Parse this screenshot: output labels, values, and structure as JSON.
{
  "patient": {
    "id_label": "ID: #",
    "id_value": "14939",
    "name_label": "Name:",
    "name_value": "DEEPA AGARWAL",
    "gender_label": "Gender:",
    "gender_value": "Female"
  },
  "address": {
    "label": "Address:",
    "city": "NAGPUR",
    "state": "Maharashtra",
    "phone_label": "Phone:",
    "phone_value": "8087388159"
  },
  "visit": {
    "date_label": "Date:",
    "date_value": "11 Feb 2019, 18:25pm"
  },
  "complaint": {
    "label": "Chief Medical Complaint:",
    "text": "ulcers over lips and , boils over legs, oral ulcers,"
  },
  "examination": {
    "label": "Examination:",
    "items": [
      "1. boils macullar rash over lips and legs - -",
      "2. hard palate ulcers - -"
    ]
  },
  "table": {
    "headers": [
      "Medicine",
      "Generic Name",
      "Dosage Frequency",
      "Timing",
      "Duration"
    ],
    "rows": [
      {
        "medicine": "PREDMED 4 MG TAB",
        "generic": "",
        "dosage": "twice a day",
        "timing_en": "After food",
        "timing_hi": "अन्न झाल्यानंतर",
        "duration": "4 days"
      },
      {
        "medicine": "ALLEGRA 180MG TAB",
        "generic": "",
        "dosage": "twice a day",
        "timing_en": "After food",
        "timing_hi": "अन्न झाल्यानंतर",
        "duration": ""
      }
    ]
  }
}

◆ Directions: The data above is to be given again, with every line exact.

◆ Task result:
Parse this screenshot: output labels, values, and structure as JSON.
{
  "patient": {
    "id_label": "ID: #",
    "id_value": "14939",
    "name_label": "Name:",
    "name_value": "DEEPA AGARWAL",
    "gender_label": "Gender:",
    "gender_value": "Female"
  },
  "address": {
    "label": "Address:",
    "city": "NAGPUR",
    "state": "Maharashtra",
    "phone_label": "Phone:",
    "phone_value": "8087388159"
  },
  "visit": {
    "date_label": "Date:",
    "date_value": "11 Feb 2019, 18:25pm"
  },
  "complaint": {
    "label": "Chief Medical Complaint:",
    "text": "ulcers over lips and , boils over legs, oral ulcers,"
  },
  "examination": {
    "label": "Examination:",
    "items": [
      "1. boils macullar rash over lips and legs - -",
      "2. hard palate ulcers - -"
    ]
  },
  "table": {
    "headers": [
      "Medicine",
      "Generic Name",
      "Dosage Frequency",
      "Timing",
      "Duration"
    ],
    "rows": [
      {
        "medicine": "PREDMED 4 MG TAB",
        "generic": "",
        "dosage": "twice a day",
        "timing_en": "After food",
        "timing_hi": "अन्न झाल्यानंतर",
        "duration": "4 days"
      },
      {
        "medicine": "ALLEGRA 180MG TAB",
        "generic": "",
        "dosage": "twice a day",
        "timing_en": "After food",
        "timing_hi": "अन्न झाल्यानंतर",
        "duration": ""
      }
    ]
  }
}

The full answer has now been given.